SYNOPSIS: Armed men drove up to the Feathers Hotel, in the Salisbury suburb of Mabelreign on Saturday night, and lobbed a hand grenade into the bar -- frequented mainly by blacks. The assailants then sprayed the hotel with small arms fire. Two black men died and 25 people were injured in the attack -- eleven of them seriously.
The men responsible for the attack have not yet been apprehended. Thirty of Mr. Mugabe's ZANLA guerrilla commanders are said to live close to the hotel. But Salisbury police have declined to say whether these men were the target of the attack. The Mabelreign killings followed a week of violence in the troubled Goromonzi area near Salisbury -- where a white farmer was killed last Thursday (25 September).

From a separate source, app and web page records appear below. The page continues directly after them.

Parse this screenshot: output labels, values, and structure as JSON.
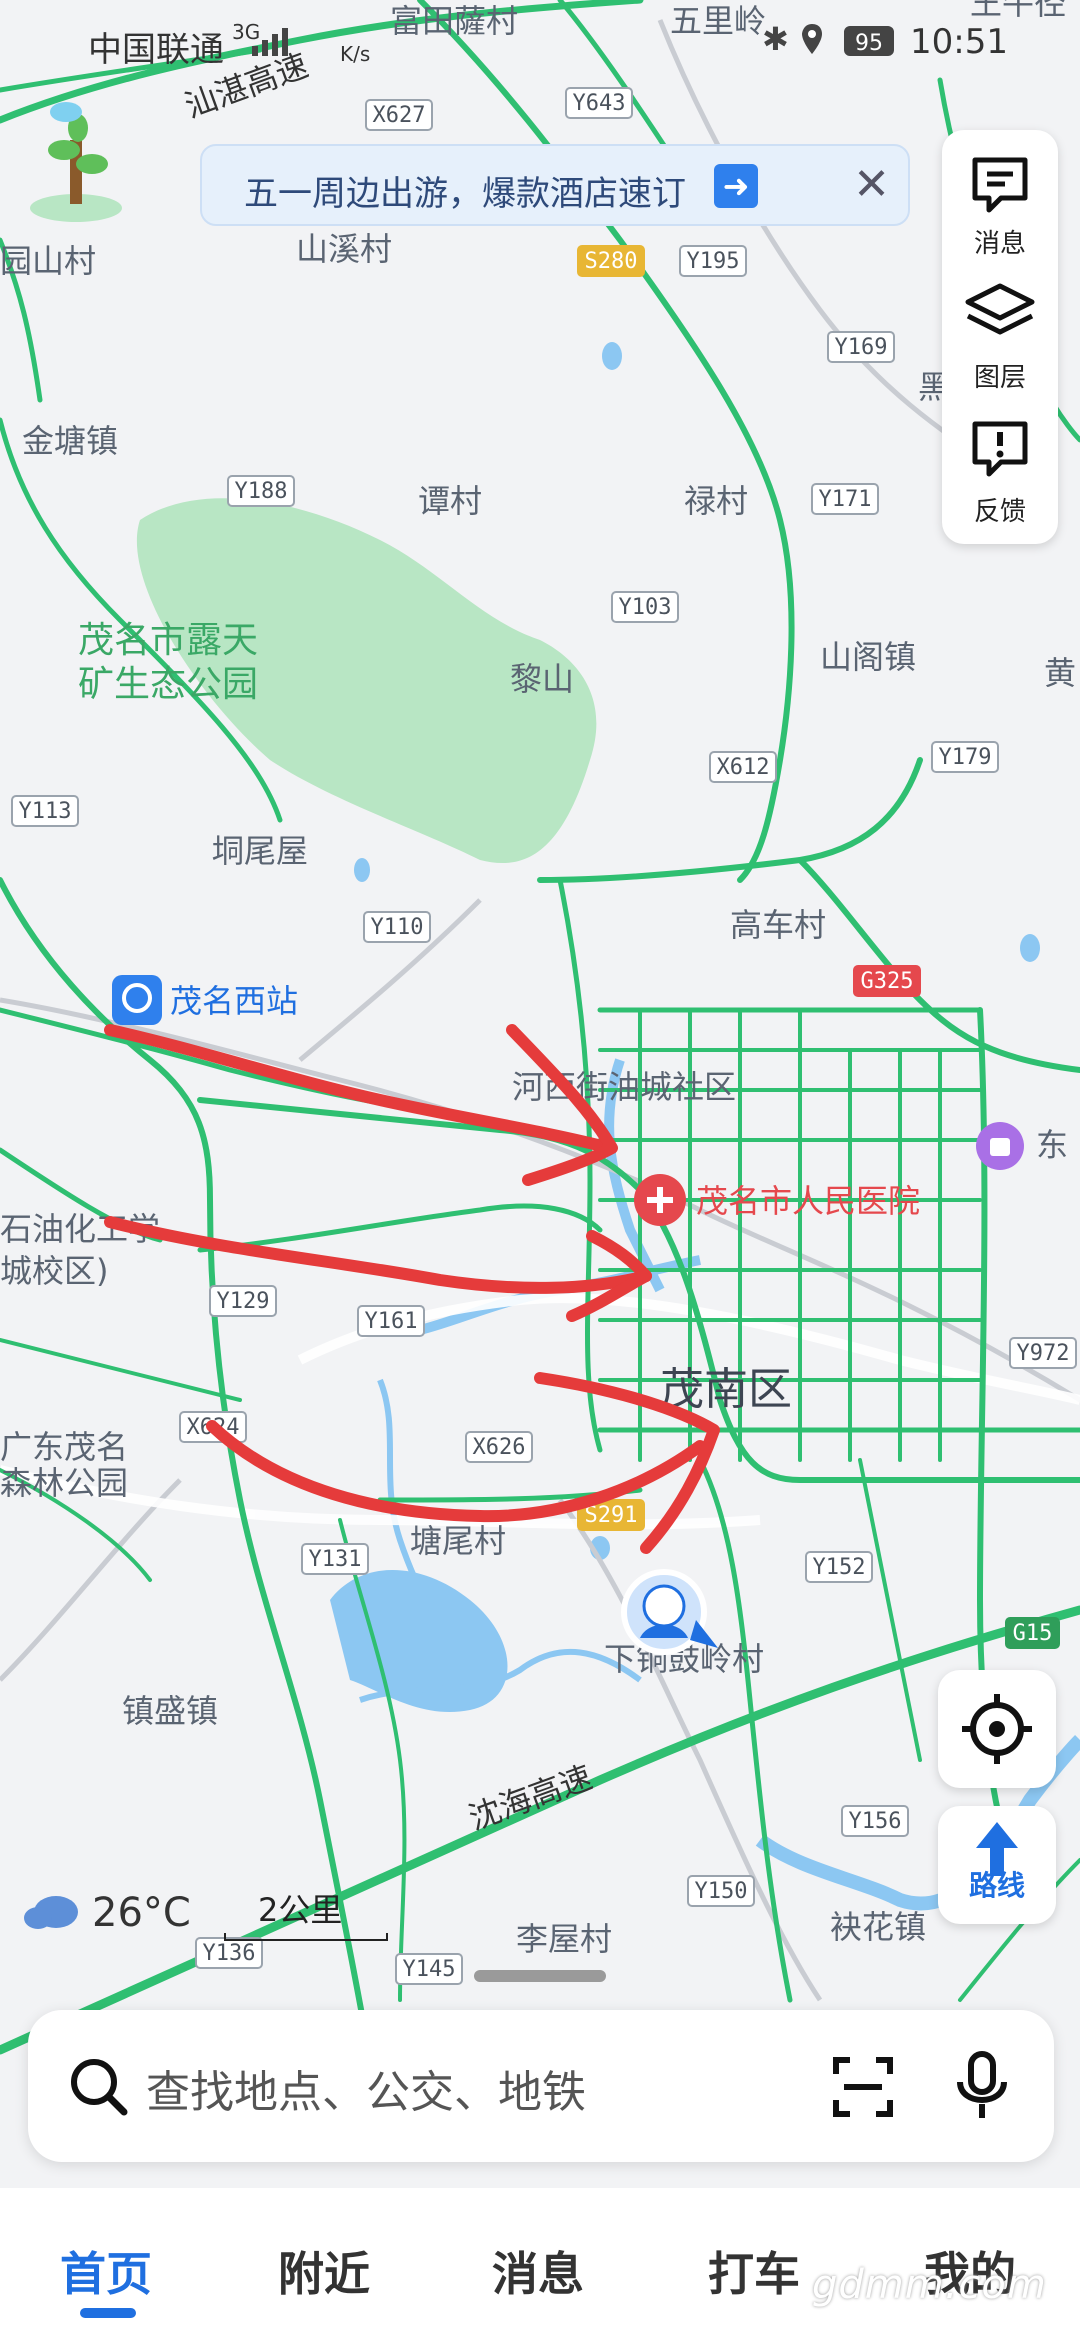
{
  "status_bar": {
    "carrier": "中国联通",
    "network": "3G",
    "speed_unit": "K/s",
    "battery": "95",
    "time": "10:51"
  },
  "banner": {
    "text": "五一周边出游，爆款酒店速订",
    "close_icon": "close-icon"
  },
  "side_panel": {
    "items": [
      {
        "label": "消息",
        "icon": "message-icon"
      },
      {
        "label": "图层",
        "icon": "layers-icon"
      },
      {
        "label": "反馈",
        "icon": "feedback-icon"
      }
    ]
  },
  "route_button": {
    "label": "路线"
  },
  "weather": {
    "temperature": "26°C"
  },
  "scale": {
    "label": "2公里"
  },
  "search": {
    "placeholder": "查找地点、公交、地铁"
  },
  "tabs": [
    {
      "label": "首页",
      "active": true
    },
    {
      "label": "附近",
      "active": false
    },
    {
      "label": "消息",
      "active": false
    },
    {
      "label": "打车",
      "active": false
    },
    {
      "label": "我的",
      "active": false
    }
  ],
  "watermark": "gdmm.com",
  "map": {
    "place_labels": [
      "富田薩村",
      "五里岭",
      "王牛径",
      "山溪村",
      "园山村",
      "金塘镇",
      "谭村",
      "禄村",
      "茂名市露天",
      "矿生态公园",
      "黎山",
      "山阁镇",
      "黄",
      "垌尾屋",
      "高车村",
      "茂名西站",
      "河西街油城社区",
      "东",
      "茂名市人民医院",
      "石油化工学",
      "城校区)",
      "茂南区",
      "广东茂名",
      "森林公园",
      "塘尾村",
      "下铜鼓岭村",
      "镇盛镇",
      "沈海高速",
      "汕湛高速",
      "李屋村",
      "袂花镇",
      "黑"
    ],
    "road_shields": [
      "X627",
      "Y643",
      "S280",
      "Y195",
      "Y169",
      "Y188",
      "Y171",
      "Y103",
      "X612",
      "Y179",
      "Y113",
      "Y110",
      "G325",
      "Y129",
      "Y161",
      "Y972",
      "X624",
      "X626",
      "S291",
      "Y131",
      "Y152",
      "G15",
      "Y156",
      "Y150",
      "Y136",
      "Y145"
    ],
    "colors": {
      "background": "#f2f3f5",
      "road_green": "#2fbf71",
      "park": "#b8e6c4",
      "water": "#8cc7f2",
      "annotation_red": "#e53b3b",
      "brand_blue": "#1f6fe0"
    }
  }
}
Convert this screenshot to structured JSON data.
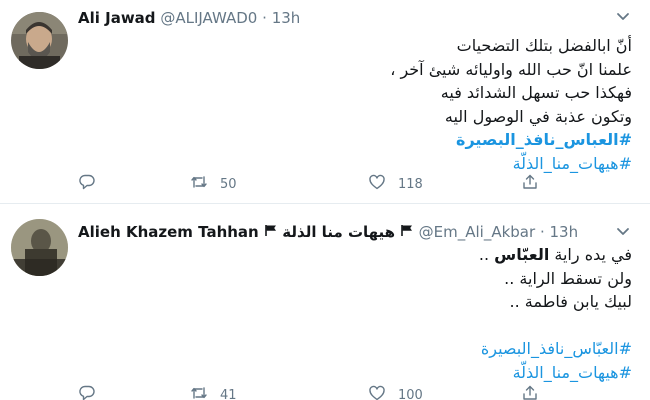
{
  "tweets": [
    {
      "display_name": "Ali Jawad",
      "handle": "@ALIJAWAD0",
      "separator": "·",
      "time": "13h",
      "lines": [
        "أنّ ابالفضل بتلك التضحيات",
        "علمنا انّ حب الله واوليائه شيئ آخر ،",
        "فهكذا حب تسهل الشدائد فيه",
        "وتكون عذبة في الوصول اليه"
      ],
      "hashtags": [
        "#العباس_نافذ_البصيرة",
        "#هيهات_منا_الذلّة"
      ],
      "replies": "",
      "retweets": "50",
      "likes": "118"
    },
    {
      "display_name": "Alieh Khazem Tahhan",
      "name_suffix": "هيهات منا الذلة",
      "handle": "@Em_Ali_Akbar",
      "separator": "·",
      "time": "13h",
      "line1_prefix": "في يده راية ",
      "line1_bold": "العبّاس",
      "line1_suffix": " ..",
      "lines": [
        "ولن تسقط الراية ..",
        "لبيك يابن فاطمة .."
      ],
      "hashtags": [
        "#العبّاس_نافذ_البصيرة",
        "#هيهات_منا_الذلّة"
      ],
      "replies": "",
      "retweets": "41",
      "likes": "100"
    }
  ],
  "colors": {
    "link": "#1b95e0",
    "muted": "#657786",
    "text": "#14171a",
    "divider": "#e6ecf0"
  },
  "icons": [
    "reply-icon",
    "retweet-icon",
    "like-icon",
    "share-icon",
    "caret-down-icon",
    "flag-icon"
  ]
}
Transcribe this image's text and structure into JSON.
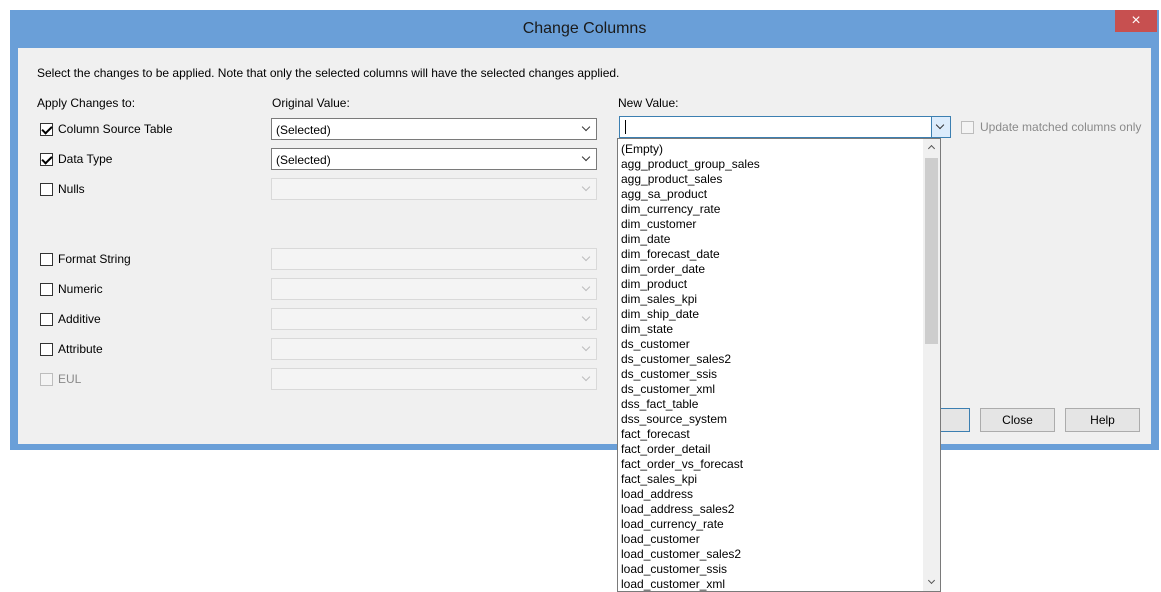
{
  "dialog": {
    "title": "Change Columns",
    "close_glyph": "×",
    "instruction": "Select the changes to be applied. Note that only the selected columns will have the selected changes applied.",
    "headers": {
      "apply": "Apply Changes to:",
      "original": "Original Value:",
      "new": "New Value:"
    },
    "rows": [
      {
        "label": "Column Source Table",
        "checked": true,
        "enabled": true,
        "original": "(Selected)"
      },
      {
        "label": "Data Type",
        "checked": true,
        "enabled": true,
        "original": "(Selected)"
      },
      {
        "label": "Nulls",
        "checked": false,
        "enabled": true,
        "original": ""
      },
      {
        "label": "Format String",
        "checked": false,
        "enabled": true,
        "original": ""
      },
      {
        "label": "Numeric",
        "checked": false,
        "enabled": true,
        "original": ""
      },
      {
        "label": "Additive",
        "checked": false,
        "enabled": true,
        "original": ""
      },
      {
        "label": "Attribute",
        "checked": false,
        "enabled": true,
        "original": ""
      },
      {
        "label": "EUL",
        "checked": false,
        "enabled": false,
        "original": ""
      }
    ],
    "new_value": "",
    "update_matched_label": "Update matched columns only",
    "update_matched_checked": false,
    "buttons": {
      "close": "Close",
      "help": "Help"
    }
  },
  "dropdown": {
    "items": [
      "(Empty)",
      "agg_product_group_sales",
      "agg_product_sales",
      "agg_sa_product",
      "dim_currency_rate",
      "dim_customer",
      "dim_date",
      "dim_forecast_date",
      "dim_order_date",
      "dim_product",
      "dim_sales_kpi",
      "dim_ship_date",
      "dim_state",
      "ds_customer",
      "ds_customer_sales2",
      "ds_customer_ssis",
      "ds_customer_xml",
      "dss_fact_table",
      "dss_source_system",
      "fact_forecast",
      "fact_order_detail",
      "fact_order_vs_forecast",
      "fact_sales_kpi",
      "load_address",
      "load_address_sales2",
      "load_currency_rate",
      "load_customer",
      "load_customer_sales2",
      "load_customer_ssis",
      "load_customer_xml"
    ]
  },
  "colors": {
    "title_bar": "#6a9fd8",
    "close_button": "#c75050",
    "client": "#f0f0f0"
  }
}
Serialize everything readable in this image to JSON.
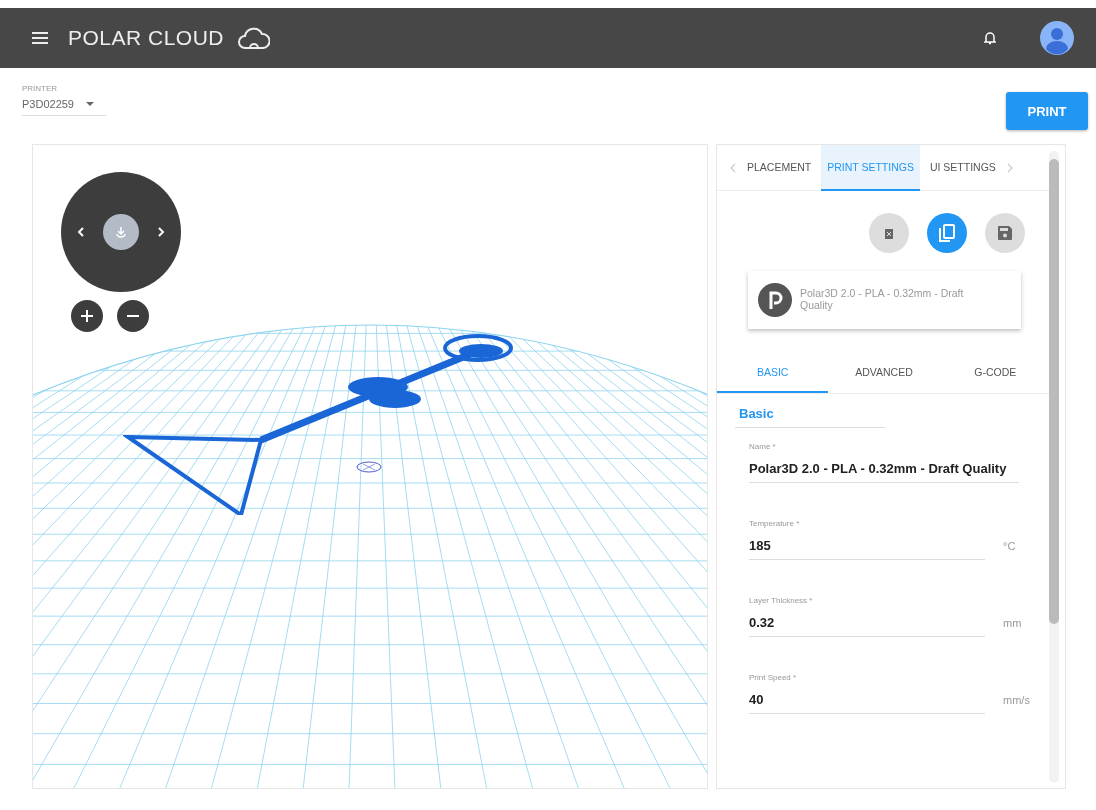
{
  "header": {
    "title": "POLAR CLOUD"
  },
  "printer": {
    "label": "PRINTER",
    "value": "P3D02259"
  },
  "print_button": "PRINT",
  "tabs": [
    {
      "label": "PLACEMENT",
      "selected": false
    },
    {
      "label": "PRINT SETTINGS",
      "selected": true
    },
    {
      "label": "UI SETTINGS",
      "selected": false
    }
  ],
  "profile": {
    "name": "Polar3D 2.0 - PLA - 0.32mm - Draft Quality"
  },
  "subtabs": [
    {
      "label": "BASIC",
      "selected": true
    },
    {
      "label": "ADVANCED",
      "selected": false
    },
    {
      "label": "G-CODE",
      "selected": false
    }
  ],
  "section": "Basic",
  "fields": [
    {
      "label": "Name *",
      "value": "Polar3D 2.0 - PLA - 0.32mm - Draft Quality"
    },
    {
      "label": "Temperature *",
      "value": "185",
      "unit": "°C"
    },
    {
      "label": "Layer Thickness *",
      "value": "0.32",
      "unit": "mm"
    },
    {
      "label": "Print Speed *",
      "value": "40",
      "unit": "mm/s"
    }
  ]
}
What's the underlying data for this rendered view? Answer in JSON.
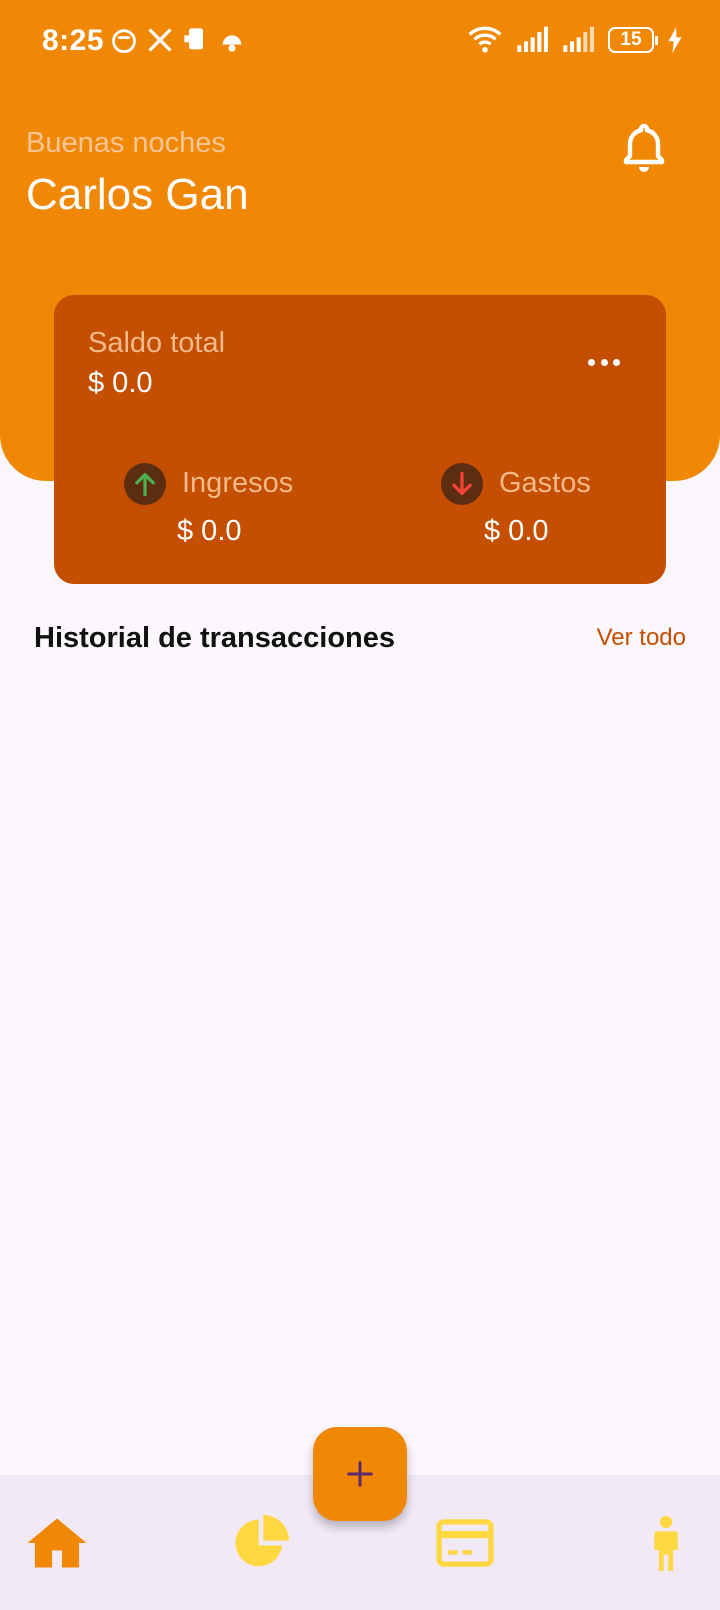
{
  "status_bar": {
    "time": "8:25",
    "battery_level": "15",
    "icons_left": [
      "face-icon",
      "x-logo-icon",
      "phone-icon",
      "android-icon"
    ],
    "icons_right": [
      "wifi-icon",
      "signal-icon",
      "signal-icon",
      "battery-icon",
      "charging-icon"
    ]
  },
  "header": {
    "greeting": "Buenas noches",
    "username": "Carlos Gan",
    "notification_icon": "bell-icon"
  },
  "balance_card": {
    "label": "Saldo total",
    "value": "$ 0.0",
    "more_icon": "more-horizontal-icon",
    "income": {
      "label": "Ingresos",
      "value": "$ 0.0",
      "icon": "arrow-up-icon"
    },
    "expenses": {
      "label": "Gastos",
      "value": "$ 0.0",
      "icon": "arrow-down-icon"
    }
  },
  "transactions": {
    "title": "Historial de transacciones",
    "see_all": "Ver todo",
    "items": []
  },
  "bottom_nav": {
    "items": [
      {
        "icon": "home-icon",
        "active": true
      },
      {
        "icon": "pie-chart-icon",
        "active": false
      },
      {
        "icon": "credit-card-icon",
        "active": false
      },
      {
        "icon": "person-icon",
        "active": false
      }
    ],
    "fab_icon": "plus-icon"
  },
  "colors": {
    "primary": "#F08705",
    "card": "#C44F00",
    "background": "#FCF7FC",
    "nav_background": "#F1EAF6",
    "income": "#4CAF50",
    "expense": "#F44336",
    "nav_inactive": "#FFD740"
  }
}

A white woman killed one of a gang of rogue guerrillas on Friday (26 September) when they attacked her homestead. The upsurge in unrest has sent a wave of apprehension through Zimbabwe's white minority. Blacks, too, have complained that Zimbabwe's promised peace has not yet arrived.